Tiefschwarz’s set was, as the French might say, très efficace. It got the crowd going and he showed great agility in mixing tracks in ways that maintained an exciting push-and-pull on the dancefloor, but I found his overall sound a bit loud and blunt. It was like he was taking minimal techno themes and setting them to bombastic “progressive house” tracks (see Paul Oakenfold). Also, he would occasionally decide to pay homage to “classic” house with vocal tracks and “funky” elements, but they generally fell very flat for me. I realize that this same tactic seemed to work really well in Berlin, but I think there was something with the choice of these “classic”-sounding tracks and the context that just made it fail for me. It was still a good set and I definitely had fun dancing to it, but the slick mixing techniques were marred by a heavy hand on the bass levels.
I decided to take a break for a while from Tiefschwarz and watch Marcin Czubala do his live set. I had seen him perform live at the Mobilee Summer Soirée about two months ago and had really liked it, so I was looking forward to hearing what he would do here. The set was pretty similar with what he had done at the previous party, but this time he seemed less interested in maintaining a consistently danceable groove, and more interested in inserting low-intensity moments in the set where he explored reverb and distortion effects in more abstract ways. The effect wasn’t unpleasant, but I often found myself waiting for him to return to a groove that actually hung together.
Aside from my inexplicable crush on the pair (especially Phage), I’ve been impressed by how these two mixed together when I was in Berlin. Their sets always seem to retain the finesse and subtlety of well-wrought techno while still making deft use of melodic basslines and well-times buildups to keep the crowd motivated and vibrating at a high frequency (so to speak). This set was no different, although maybe they were a bit more heavy-handed with the bass. I really enjoyed their set, and especially their attention to the sort of crackling, mid- and high-frequency rhythmic patterns that I really enjoy, but Anja Schneider was playing in the other room at the same time, so I had to move about halfway through their set.

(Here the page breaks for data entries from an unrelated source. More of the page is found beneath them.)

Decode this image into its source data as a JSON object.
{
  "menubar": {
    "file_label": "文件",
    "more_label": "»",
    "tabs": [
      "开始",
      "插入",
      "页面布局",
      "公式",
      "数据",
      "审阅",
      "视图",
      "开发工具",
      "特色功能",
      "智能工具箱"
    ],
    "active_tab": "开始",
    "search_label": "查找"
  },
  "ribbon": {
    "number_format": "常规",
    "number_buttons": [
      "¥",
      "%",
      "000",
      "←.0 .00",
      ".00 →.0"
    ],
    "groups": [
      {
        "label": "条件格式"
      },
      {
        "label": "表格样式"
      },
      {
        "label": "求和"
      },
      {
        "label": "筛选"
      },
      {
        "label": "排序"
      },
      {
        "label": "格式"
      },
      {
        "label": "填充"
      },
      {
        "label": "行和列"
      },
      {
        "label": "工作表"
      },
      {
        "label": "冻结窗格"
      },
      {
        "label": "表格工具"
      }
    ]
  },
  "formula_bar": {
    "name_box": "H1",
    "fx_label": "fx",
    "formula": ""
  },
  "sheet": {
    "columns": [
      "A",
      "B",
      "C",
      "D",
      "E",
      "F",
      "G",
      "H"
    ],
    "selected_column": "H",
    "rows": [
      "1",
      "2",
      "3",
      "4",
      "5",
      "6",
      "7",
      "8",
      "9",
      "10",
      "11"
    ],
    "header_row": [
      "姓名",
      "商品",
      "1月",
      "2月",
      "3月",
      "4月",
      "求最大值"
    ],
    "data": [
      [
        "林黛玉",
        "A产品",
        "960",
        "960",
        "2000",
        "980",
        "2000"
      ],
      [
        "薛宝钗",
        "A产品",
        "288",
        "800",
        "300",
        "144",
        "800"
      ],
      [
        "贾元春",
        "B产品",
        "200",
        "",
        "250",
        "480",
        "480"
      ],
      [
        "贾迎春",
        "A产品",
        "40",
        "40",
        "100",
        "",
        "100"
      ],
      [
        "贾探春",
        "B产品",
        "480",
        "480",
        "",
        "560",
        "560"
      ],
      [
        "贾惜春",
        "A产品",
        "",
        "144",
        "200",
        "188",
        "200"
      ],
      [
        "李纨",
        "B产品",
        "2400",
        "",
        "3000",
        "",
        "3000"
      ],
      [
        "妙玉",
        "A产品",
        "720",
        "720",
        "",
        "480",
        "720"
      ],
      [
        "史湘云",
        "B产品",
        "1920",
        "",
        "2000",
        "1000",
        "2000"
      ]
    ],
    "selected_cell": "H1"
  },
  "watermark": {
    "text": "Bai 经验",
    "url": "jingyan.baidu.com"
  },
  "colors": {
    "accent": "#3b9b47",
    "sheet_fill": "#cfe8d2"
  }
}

I had also seen Anja Schneider at the Mobilee party in Berlin and had been really impressed with how her DJing skills have improved over time. Tonight’s set was probably one of the best sets I’ve heard from her and certainly my favorite of the night. She managed to shuttle between really intense, “maximal” minimal and the more delicate and subtle versions of minimal techno/house, which also gave a great overall rhythm of ups and downs to her set. Her set was at no point boring, and her selection was (mostly) excellent. He mixing skills were pretty flawless; I didn’t notice her mess up or make a rough transition, and more often I was noticing her ingenious techniques for transforming tracks into new works through the manipulation of effects and EQ levels.
At the end of the night, the bouncers immediately started shuffling us from one room to the next, past the coat check and through the doors. We eventually made it back to the hotel of Fantô and the Frenchy Krew, where we hung out for an hour or so before finally going our separate ways and getting some sleep. There was apparently an after-party going on somewhere in town, but nobody was really feeling up to it.